The classification based upon such a distinction proceeds upon irrelevant considerations and bears no nexus with the object of the statute, namely, the imposition of a mandatory sentence of death’. With this ratio, the court held section 303 of the IPC unconstitutional and void.
4. Smt. Triveniben & Ors. v. State of Gujarat & Ors.
This case embraces the idea of inordinate delay in the execution of death sentences which exerts a mental trauma upon the convict who is already passing his days with the burden of a death sentence on his shoulders.
The counsel for the appellants, in this case, pleads before the honourable court to commute their death sentence to life imprisonment on the grounds of the exorbitant delay of more than two years suffered by them.
However, the court contended that the ‘inordinate delay’ referred to in Vaitheeswaran Case accounts for the delay in examining the mercy petitions by the executive and not the delay in court proceedings which was misjudged by the petitioner and thus, their appeal was rejected. Though the death penalty of these appellants was not commuted, it, however, did open the doors for the consideration of delay in executing the extreme penalty as a mitigating factor.

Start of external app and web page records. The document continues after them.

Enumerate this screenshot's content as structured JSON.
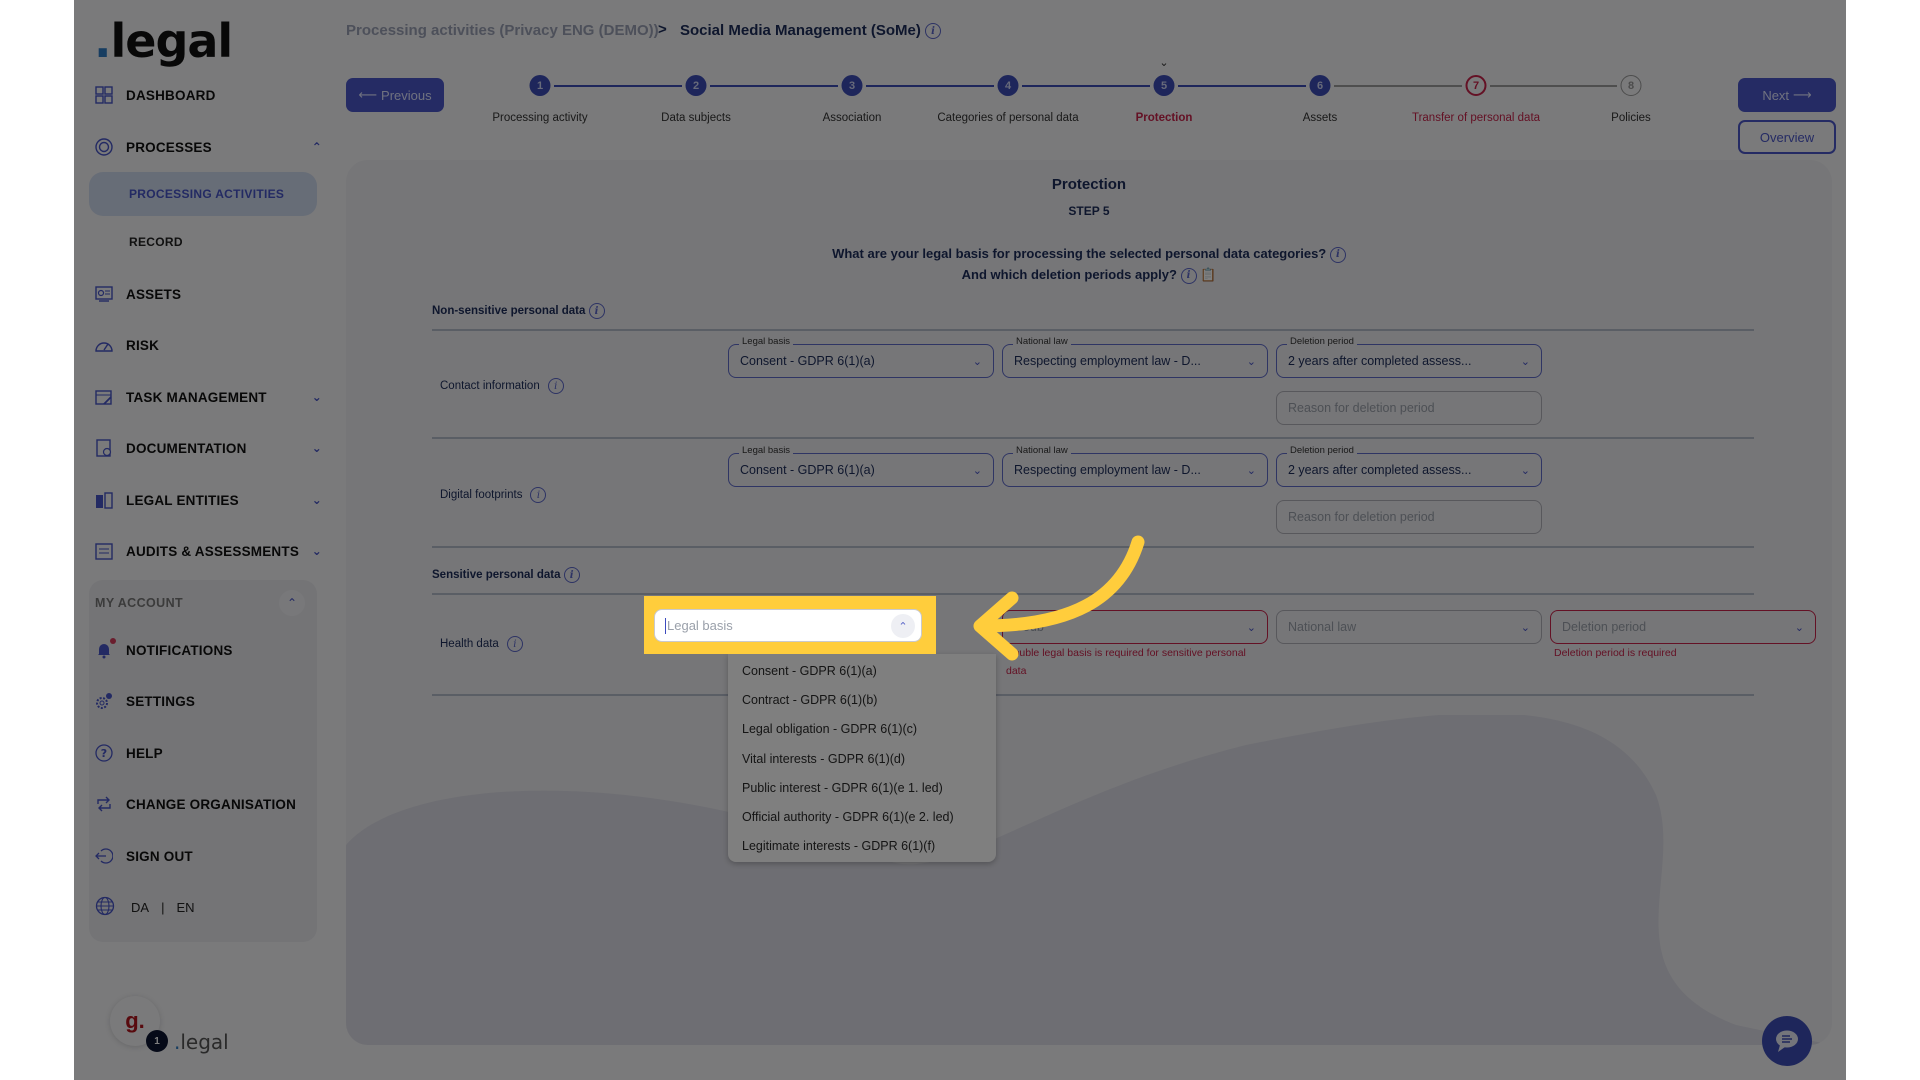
{
  "brand": {
    "logo_dot": ".",
    "logo_text": "legal"
  },
  "sidebar": {
    "items": [
      {
        "label": "Dashboard",
        "icon": "dashboard-grid-icon"
      },
      {
        "label": "Processes",
        "icon": "processes-icon",
        "expanded": true,
        "children": [
          {
            "label": "Processing activities",
            "active": true
          },
          {
            "label": "Record"
          }
        ]
      },
      {
        "label": "Assets",
        "icon": "assets-icon"
      },
      {
        "label": "Risk",
        "icon": "risk-gauge-icon"
      },
      {
        "label": "Task management",
        "icon": "task-icon"
      },
      {
        "label": "Documentation",
        "icon": "documentation-icon"
      },
      {
        "label": "Legal entities",
        "icon": "building-icon"
      },
      {
        "label": "Audits & assessments",
        "icon": "audit-icon"
      }
    ],
    "account": {
      "heading": "My account",
      "items": [
        {
          "label": "Notifications",
          "icon": "bell-icon",
          "has_dot": true
        },
        {
          "label": "Settings",
          "icon": "gear-icon"
        },
        {
          "label": "Help",
          "icon": "help-icon"
        },
        {
          "label": "Change organisation",
          "icon": "swap-icon"
        },
        {
          "label": "Sign out",
          "icon": "sign-out-icon"
        }
      ],
      "languages": [
        "DA",
        "EN"
      ],
      "lang_separator": "|"
    },
    "footer": {
      "avatar_letter": "g.",
      "badge_count": "1",
      "brand": "legal"
    }
  },
  "breadcrumb": {
    "parent": "Processing activities (Privacy ENG (DEMO))",
    "separator": ">",
    "current": "Social Media Management (SoMe)"
  },
  "stepper": {
    "previous_label": "Previous",
    "next_label": "Next",
    "overview_label": "Overview",
    "steps": [
      {
        "num": "1",
        "label": "Processing activity",
        "state": "done"
      },
      {
        "num": "2",
        "label": "Data subjects",
        "state": "done"
      },
      {
        "num": "3",
        "label": "Association",
        "state": "done"
      },
      {
        "num": "4",
        "label": "Categories of personal data",
        "state": "done"
      },
      {
        "num": "5",
        "label": "Protection",
        "state": "active"
      },
      {
        "num": "6",
        "label": "Assets",
        "state": "done"
      },
      {
        "num": "7",
        "label": "Transfer of personal data",
        "state": "error"
      },
      {
        "num": "8",
        "label": "Policies",
        "state": "todo"
      }
    ]
  },
  "main": {
    "title": "Protection",
    "step": "STEP 5",
    "question_1": "What are your legal basis for processing the selected personal data categories?",
    "question_2": "And which deletion periods apply?",
    "non_sensitive_heading": "Non-sensitive personal data",
    "sensitive_heading": "Sensitive personal data",
    "rows": [
      {
        "label": "Contact information",
        "legal_basis_label": "Legal basis",
        "legal_basis": "Consent - GDPR 6(1)(a)",
        "national_law_label": "National law",
        "national_law": "Respecting employment law - D...",
        "deletion_label": "Deletion period",
        "deletion": "2 years after completed assess...",
        "reason_placeholder": "Reason for deletion period"
      },
      {
        "label": "Digital footprints",
        "legal_basis_label": "Legal basis",
        "legal_basis": "Consent - GDPR 6(1)(a)",
        "national_law_label": "National law",
        "national_law": "Respecting employment law - D...",
        "deletion_label": "Deletion period",
        "deletion": "2 years after completed assess...",
        "reason_placeholder": "Reason for deletion period"
      }
    ],
    "sensitive_row": {
      "label": "Health data",
      "legal_basis_placeholder": "Legal basis",
      "double_basis_placeholder": "Double legal basis",
      "double_basis_visible": "Doub",
      "double_basis_error": "Double legal basis is required for sensitive personal data",
      "national_law_placeholder": "National law",
      "deletion_placeholder": "Deletion period",
      "deletion_error": "Deletion period is required"
    },
    "legal_basis_options": [
      "Consent - GDPR 6(1)(a)",
      "Contract - GDPR 6(1)(b)",
      "Legal obligation - GDPR 6(1)(c)",
      "Vital interests - GDPR 6(1)(d)",
      "Public interest - GDPR 6(1)(e 1. led)",
      "Official authority - GDPR 6(1)(e 2. led)",
      "Legitimate interests - GDPR 6(1)(f)"
    ]
  },
  "colors": {
    "accent": "#4a56c8",
    "error": "#c8234a",
    "highlight": "#ffcd3c",
    "navy": "#1d2d5a"
  }
}
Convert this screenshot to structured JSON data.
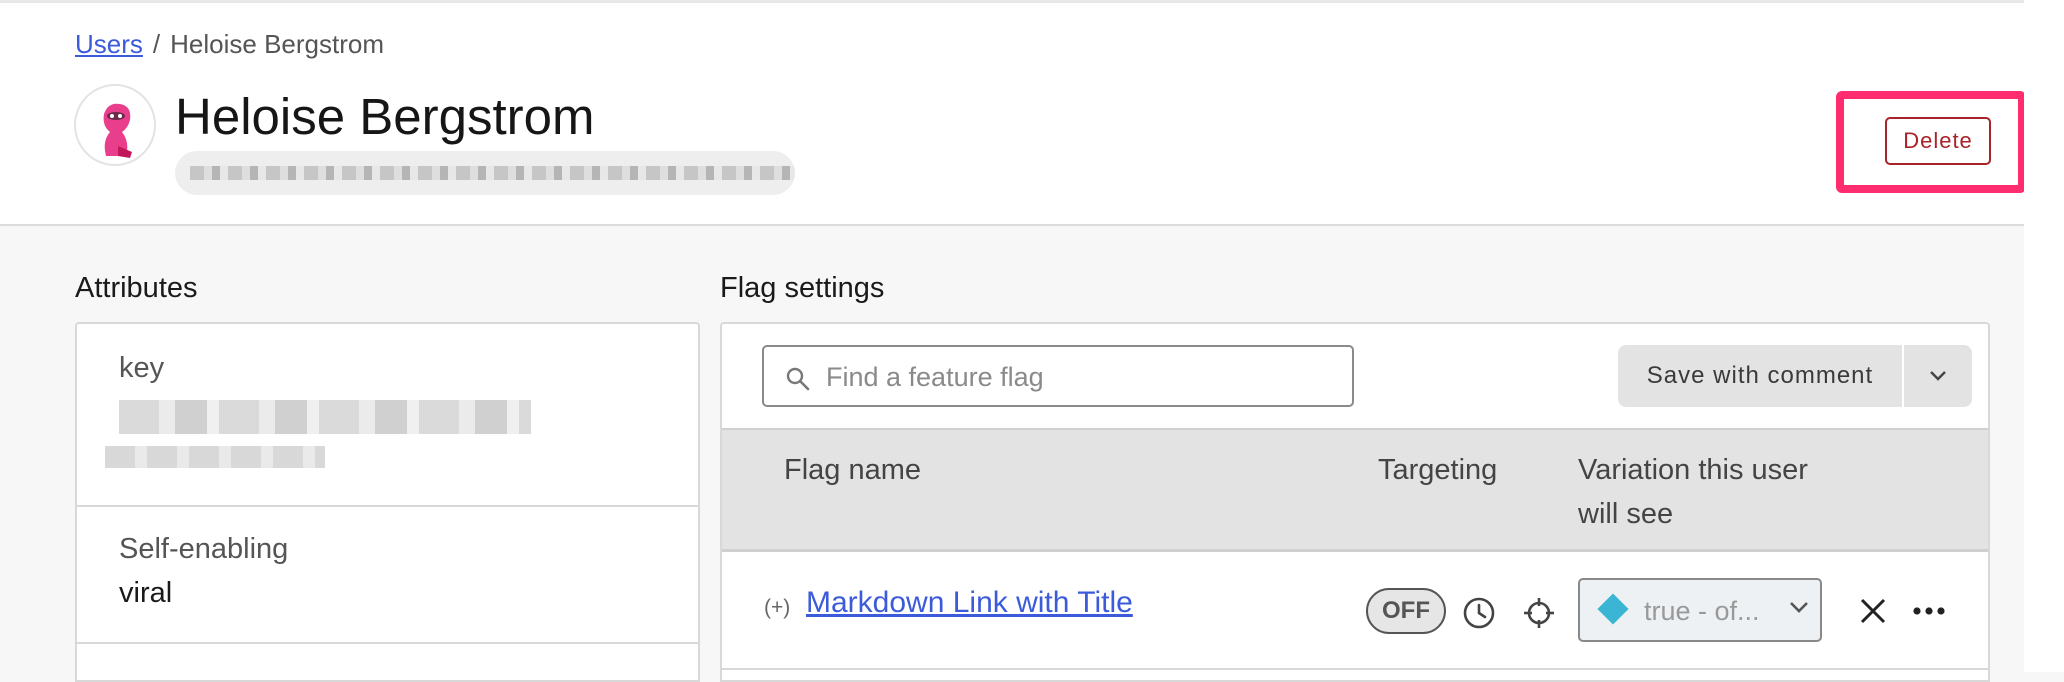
{
  "breadcrumb": {
    "root": "Users",
    "separator": "/",
    "current": "Heloise Bergstrom"
  },
  "user": {
    "name": "Heloise Bergstrom"
  },
  "actions": {
    "delete_label": "Delete"
  },
  "attributes": {
    "title": "Attributes",
    "items": [
      {
        "label": "key",
        "value": ""
      },
      {
        "label": "Self-enabling",
        "value": "viral"
      }
    ]
  },
  "flags": {
    "title": "Flag settings",
    "search_placeholder": "Find a feature flag",
    "save_label": "Save with comment",
    "columns": {
      "name": "Flag name",
      "targeting": "Targeting",
      "variation_line1": "Variation this user",
      "variation_line2": "will see"
    },
    "rows": [
      {
        "prefix": "(+)",
        "name": "Markdown Link with Title",
        "targeting": "OFF",
        "variation": "true - of..."
      }
    ]
  },
  "colors": {
    "accent": "#3b5bdb",
    "danger": "#a8232a",
    "highlight": "#ff2d6f",
    "variation_diamond": "#3ab6d4"
  }
}
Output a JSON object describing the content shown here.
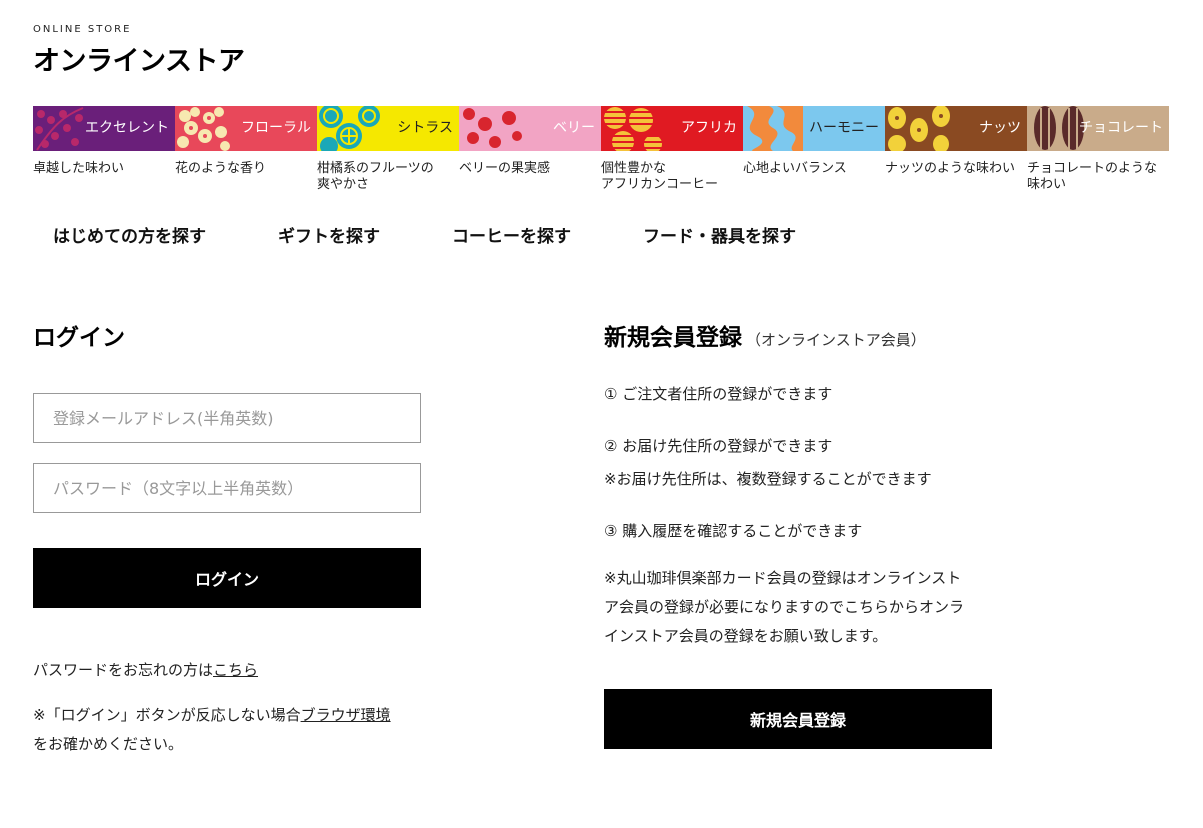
{
  "header": {
    "store_en": "ONLINE STORE",
    "store_ja": "オンラインストア"
  },
  "categories": [
    {
      "name": "エクセレント",
      "desc": "卓越した味わい",
      "bg": "#6a1f7a",
      "fg": "#b8286a",
      "icon": "cherry-branch-icon",
      "dark": false
    },
    {
      "name": "フローラル",
      "desc": "花のような香り",
      "bg": "#e8485a",
      "fg": "#f7e8b0",
      "icon": "flower-icon",
      "dark": false
    },
    {
      "name": "シトラス",
      "desc": "柑橘系のフルーツの\n爽やかさ",
      "bg": "#f5e800",
      "fg": "#1aa8b8",
      "icon": "citrus-slice-icon",
      "dark": true
    },
    {
      "name": "ベリー",
      "desc": "ベリーの果実感",
      "bg": "#f2a4c4",
      "fg": "#d8252e",
      "icon": "berry-icon",
      "dark": false
    },
    {
      "name": "アフリカ",
      "desc": "個性豊かな\nアフリカンコーヒー",
      "bg": "#e01a22",
      "fg": "#f5c23a",
      "icon": "striped-circle-icon",
      "dark": false
    },
    {
      "name": "ハーモニー",
      "desc": "心地よいバランス",
      "bg": "#7cc8ee",
      "fg": "#f28a3c",
      "icon": "wave-icon",
      "dark": true
    },
    {
      "name": "ナッツ",
      "desc": "ナッツのような味わい",
      "bg": "#8a4a22",
      "fg": "#f2d13a",
      "icon": "nut-icon",
      "dark": false
    },
    {
      "name": "チョコレート",
      "desc": "チョコレートのような\n味わい",
      "bg": "#c9ab8a",
      "fg": "#5a2a2a",
      "icon": "cocoa-pod-icon",
      "dark": false
    }
  ],
  "nav": [
    "はじめての方を探す",
    "ギフトを探す",
    "コーヒーを探す",
    "フード・器具を探す"
  ],
  "login": {
    "title": "ログイン",
    "email_placeholder": "登録メールアドレス(半角英数)",
    "password_placeholder": "パスワード（8文字以上半角英数）",
    "button": "ログイン",
    "forgot_text": "パスワードをお忘れの方は",
    "forgot_link": "こちら",
    "note_prefix": "※「ログイン」ボタンが反応しない場合",
    "note_link": "ブラウザ環境",
    "note_suffix": "をお確かめください。"
  },
  "register": {
    "title": "新規会員登録",
    "subtitle": "（オンラインストア会員）",
    "item1": "① ご注文者住所の登録ができます",
    "item2": "② お届け先住所の登録ができます",
    "item2_note": "※お届け先住所は、複数登録することができます",
    "item3": "③ 購入履歴を確認することができます",
    "note_line1": "※丸山珈琲倶楽部カード会員の登録はオンラインスト",
    "note_line2": "ア会員の登録が必要になりますのでこちらからオンラ",
    "note_line3": "インストア会員の登録をお願い致します。",
    "button": "新規会員登録"
  }
}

The above cases give us an almost exhaustive list of the elements of ‘procedure established by law’. Some level of the legislative structure needs to be laid down for ‘the rarest of rare’ cases so that it can be ensured that no one is hanged till death just to control the political turmoil of a country. With this, the legal systems around the globe need to work on reformative punishment.
India, especially, is in dire need to check and improve the condition of its jails and ensure that a criminal is not declared ‘hardened’ because of the shortcomings of the legal system instead of the degree of the crime he has committed. Also, with changing times, we need to emphasise on the immediate needs of the victims in such cases. We need to ensure that the victims are again accommodated in society and that they are able to lead normal lives up to a certain extent.
 Jagmohan Singh v. State of U.P, AIR 1973 SC 947.
 Cr.P.C. § 368 (1973).
 35th Report, Law Commission of India.
 Bachan Singh vs State Of Punjab, AIR 1980 SC 898.
 Cr.P.C. § 354(3) (1973).
 Mithu v. State of Punjab, 1983 SCR (2) 690.
 Supra note 4.
 Smt. Triveniben & Ors. v. State of Gujarat & Ors, AIR 1989 SC 1335.
 Vaitheeswaran v. State of Tamil Nadu, 1983 (2) SCR 348.